Category: Bookbug

Children are increasingly passive recipients of speech. Throughout the busyness of everyday life, taking the time to sit and chat to a child has become a rarity. As we spend more time on our mobile phones, browsing the internet and simply running around from one activity to the next, children are losing the opportunity to develop communication skills.

Roughly 65% of all communication children hear is purely functional. It’s directional and conveys information about what they’re about to do, what they’re expected to say or do and what they will be doing. There is rarely time to engage in conversation that reveals more about the child and the parent to deepen a relationship. Conversation becomes a tool to communicate purely about practical elements of the day. And while the practical is important it’s necessary to stop and think what this kind of communication is teaching children.

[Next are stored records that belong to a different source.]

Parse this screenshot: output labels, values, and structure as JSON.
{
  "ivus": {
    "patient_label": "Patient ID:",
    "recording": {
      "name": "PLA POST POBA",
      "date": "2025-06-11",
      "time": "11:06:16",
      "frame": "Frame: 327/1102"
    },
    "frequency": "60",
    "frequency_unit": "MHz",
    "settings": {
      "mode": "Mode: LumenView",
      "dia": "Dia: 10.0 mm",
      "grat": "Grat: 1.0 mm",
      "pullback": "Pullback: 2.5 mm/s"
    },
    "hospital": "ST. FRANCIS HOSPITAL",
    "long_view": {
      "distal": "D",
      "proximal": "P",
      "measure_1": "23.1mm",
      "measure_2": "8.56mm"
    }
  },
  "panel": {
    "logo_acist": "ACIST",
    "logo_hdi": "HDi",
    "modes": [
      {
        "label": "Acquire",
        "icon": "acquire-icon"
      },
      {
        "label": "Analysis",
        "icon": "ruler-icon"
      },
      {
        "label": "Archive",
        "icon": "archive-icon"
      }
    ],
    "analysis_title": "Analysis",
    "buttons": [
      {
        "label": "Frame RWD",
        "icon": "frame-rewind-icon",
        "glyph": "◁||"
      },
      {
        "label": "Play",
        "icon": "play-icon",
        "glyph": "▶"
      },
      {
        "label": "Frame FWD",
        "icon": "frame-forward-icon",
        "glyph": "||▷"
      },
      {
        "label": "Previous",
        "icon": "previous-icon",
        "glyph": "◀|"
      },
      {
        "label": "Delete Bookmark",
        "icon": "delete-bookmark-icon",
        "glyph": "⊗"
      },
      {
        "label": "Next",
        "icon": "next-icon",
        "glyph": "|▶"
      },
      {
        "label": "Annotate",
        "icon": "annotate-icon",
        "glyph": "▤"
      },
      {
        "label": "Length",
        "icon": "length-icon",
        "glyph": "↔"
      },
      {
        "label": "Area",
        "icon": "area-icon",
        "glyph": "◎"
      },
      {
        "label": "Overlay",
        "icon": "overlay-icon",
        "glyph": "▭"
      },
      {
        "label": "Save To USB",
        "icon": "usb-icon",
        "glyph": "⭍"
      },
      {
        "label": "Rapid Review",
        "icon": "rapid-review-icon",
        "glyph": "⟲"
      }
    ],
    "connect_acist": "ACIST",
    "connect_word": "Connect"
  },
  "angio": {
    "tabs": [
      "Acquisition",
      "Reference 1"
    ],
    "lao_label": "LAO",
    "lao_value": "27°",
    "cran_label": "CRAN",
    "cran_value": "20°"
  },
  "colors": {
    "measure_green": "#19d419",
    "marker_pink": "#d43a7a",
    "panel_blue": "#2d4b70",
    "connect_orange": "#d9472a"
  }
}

One of the biggest hazards of purely functional speech is that children are learning that the only time to speak is to convey instructions. Communication becomes devalued. It is no longer a skill which connects us to other people, but rather it is a mundane function. Purely functional speech means that children are missing out on the chance to learn new words.

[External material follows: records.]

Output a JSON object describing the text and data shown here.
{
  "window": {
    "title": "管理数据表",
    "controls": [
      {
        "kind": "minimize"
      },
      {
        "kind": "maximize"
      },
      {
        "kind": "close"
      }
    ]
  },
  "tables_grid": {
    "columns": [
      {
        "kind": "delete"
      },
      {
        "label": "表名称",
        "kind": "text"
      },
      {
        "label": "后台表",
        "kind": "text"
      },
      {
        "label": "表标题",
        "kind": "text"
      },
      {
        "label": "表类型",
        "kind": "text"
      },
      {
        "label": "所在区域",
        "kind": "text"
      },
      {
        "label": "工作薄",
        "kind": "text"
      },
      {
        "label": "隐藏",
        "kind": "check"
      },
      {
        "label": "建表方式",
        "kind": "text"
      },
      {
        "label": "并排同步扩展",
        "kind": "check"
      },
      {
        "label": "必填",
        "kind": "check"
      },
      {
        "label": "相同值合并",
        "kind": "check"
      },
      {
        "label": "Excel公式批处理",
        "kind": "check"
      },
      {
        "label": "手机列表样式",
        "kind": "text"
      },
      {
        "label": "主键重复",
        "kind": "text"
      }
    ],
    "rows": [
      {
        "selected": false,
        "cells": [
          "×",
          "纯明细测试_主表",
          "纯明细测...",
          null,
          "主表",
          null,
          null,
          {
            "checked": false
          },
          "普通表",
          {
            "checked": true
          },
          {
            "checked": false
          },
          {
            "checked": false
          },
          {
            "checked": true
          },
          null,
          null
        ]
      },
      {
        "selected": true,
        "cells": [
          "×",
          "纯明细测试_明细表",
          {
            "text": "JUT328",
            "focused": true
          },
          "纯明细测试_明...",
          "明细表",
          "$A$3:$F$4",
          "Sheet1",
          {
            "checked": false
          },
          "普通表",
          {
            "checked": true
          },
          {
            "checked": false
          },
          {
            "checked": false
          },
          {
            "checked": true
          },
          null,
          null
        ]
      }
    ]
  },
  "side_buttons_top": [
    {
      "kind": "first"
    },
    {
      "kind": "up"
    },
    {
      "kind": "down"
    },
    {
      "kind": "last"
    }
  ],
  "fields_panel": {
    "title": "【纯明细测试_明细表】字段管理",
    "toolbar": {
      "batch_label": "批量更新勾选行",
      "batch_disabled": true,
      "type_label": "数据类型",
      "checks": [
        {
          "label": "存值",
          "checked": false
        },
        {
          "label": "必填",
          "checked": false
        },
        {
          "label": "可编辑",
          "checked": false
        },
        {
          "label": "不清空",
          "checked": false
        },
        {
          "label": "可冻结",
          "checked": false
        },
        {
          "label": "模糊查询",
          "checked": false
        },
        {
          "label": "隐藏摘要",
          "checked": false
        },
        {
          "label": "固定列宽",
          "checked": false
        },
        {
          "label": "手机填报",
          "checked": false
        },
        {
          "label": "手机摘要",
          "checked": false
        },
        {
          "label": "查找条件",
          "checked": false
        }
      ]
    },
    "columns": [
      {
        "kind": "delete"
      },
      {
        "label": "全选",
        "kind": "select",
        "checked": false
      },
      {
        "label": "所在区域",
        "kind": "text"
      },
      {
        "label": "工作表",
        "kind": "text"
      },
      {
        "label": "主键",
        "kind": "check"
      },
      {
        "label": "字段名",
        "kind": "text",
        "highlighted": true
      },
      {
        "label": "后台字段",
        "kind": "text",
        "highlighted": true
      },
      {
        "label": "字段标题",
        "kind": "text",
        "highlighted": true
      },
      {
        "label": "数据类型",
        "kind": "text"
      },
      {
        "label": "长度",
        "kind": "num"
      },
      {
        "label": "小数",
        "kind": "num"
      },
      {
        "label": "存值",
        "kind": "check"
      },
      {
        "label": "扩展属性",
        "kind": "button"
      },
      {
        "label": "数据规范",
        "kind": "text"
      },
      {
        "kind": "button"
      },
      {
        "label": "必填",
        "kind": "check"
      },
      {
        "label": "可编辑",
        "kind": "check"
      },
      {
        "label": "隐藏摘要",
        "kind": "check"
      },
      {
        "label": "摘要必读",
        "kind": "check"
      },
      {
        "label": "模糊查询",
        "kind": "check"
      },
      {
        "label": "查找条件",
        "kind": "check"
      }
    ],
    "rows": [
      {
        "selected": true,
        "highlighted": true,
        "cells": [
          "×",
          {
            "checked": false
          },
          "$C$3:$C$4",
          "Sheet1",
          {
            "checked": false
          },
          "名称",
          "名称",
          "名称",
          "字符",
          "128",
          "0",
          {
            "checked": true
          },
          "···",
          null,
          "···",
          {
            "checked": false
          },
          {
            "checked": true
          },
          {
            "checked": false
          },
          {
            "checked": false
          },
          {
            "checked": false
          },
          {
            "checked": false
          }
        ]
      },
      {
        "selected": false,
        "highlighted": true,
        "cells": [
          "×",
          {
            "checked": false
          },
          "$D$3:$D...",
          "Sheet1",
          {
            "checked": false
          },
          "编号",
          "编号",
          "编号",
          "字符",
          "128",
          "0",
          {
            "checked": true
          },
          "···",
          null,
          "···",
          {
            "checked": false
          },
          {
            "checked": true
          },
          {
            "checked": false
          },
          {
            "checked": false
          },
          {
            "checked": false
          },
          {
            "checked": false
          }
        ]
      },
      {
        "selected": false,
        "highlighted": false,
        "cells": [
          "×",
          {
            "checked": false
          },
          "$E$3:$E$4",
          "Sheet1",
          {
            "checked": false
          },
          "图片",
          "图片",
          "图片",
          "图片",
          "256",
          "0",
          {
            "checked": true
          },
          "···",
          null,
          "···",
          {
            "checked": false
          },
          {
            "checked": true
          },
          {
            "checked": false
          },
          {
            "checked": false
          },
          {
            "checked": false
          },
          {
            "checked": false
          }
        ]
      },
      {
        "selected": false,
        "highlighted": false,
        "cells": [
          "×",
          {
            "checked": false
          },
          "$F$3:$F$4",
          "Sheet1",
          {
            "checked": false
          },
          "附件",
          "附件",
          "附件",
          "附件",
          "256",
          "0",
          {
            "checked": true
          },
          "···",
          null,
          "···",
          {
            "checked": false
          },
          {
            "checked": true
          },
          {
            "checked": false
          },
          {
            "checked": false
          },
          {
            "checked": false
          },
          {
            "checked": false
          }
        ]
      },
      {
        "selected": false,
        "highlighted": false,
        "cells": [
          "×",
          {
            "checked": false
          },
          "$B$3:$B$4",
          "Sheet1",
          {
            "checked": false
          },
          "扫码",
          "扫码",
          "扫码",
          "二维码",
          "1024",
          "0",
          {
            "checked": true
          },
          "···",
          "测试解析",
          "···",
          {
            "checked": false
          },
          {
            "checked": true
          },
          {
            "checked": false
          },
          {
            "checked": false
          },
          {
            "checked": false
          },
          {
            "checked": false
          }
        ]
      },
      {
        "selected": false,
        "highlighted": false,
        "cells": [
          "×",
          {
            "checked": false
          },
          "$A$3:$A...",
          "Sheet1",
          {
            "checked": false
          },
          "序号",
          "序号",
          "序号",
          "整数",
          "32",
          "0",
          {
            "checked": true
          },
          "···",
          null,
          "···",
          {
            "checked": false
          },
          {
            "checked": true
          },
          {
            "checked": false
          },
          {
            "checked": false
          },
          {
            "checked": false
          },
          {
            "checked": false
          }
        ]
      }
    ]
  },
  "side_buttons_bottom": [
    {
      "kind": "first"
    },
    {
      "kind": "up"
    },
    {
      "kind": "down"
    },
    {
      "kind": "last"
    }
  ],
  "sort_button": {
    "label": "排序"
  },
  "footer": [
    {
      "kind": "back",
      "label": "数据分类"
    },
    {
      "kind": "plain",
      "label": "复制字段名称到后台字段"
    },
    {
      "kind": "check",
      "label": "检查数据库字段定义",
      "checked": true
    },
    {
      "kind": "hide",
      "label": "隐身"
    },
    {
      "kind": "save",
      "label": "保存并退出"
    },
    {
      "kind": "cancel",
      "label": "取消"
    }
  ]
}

This continues in school where 75% of the speech children will hear from the teacher is practical and a set of instructions aimed at the whole class. If a child is the recipient of directed speech in the classroom, it is usually not a form of praise, but instructions from the teacher.


Teachers also don’t have time to chat with pupils. If they ask a question to the class a child is given roughly 3 seconds to answer, but if they haven’t started a coherent answer by about 1.5 seconds, we move on. As adults we process the world faster and with a determined productivity.


So it would seem that children really only have time to chat to other children. Adults are busy being adults. Crossing things off our lists, making sure everyone gets where they need to go and making sure everyone has everything they need. But maybe it’s time we all just slowed down for a minute. Take time to look at a book. After you’ve read it, don’t just close it and tick that off the list of things to do, but talk about. Ask those important questions – what if the character did this? How would you feel? Because taking the time to listen to children and speak with them will re-instate communication as a function that connects us emotionally and socially as opposed to a function that conveys purely practical intentions.

Have a look at this video. It sums up basic parental communication with those phrases that every parent can’t help but use.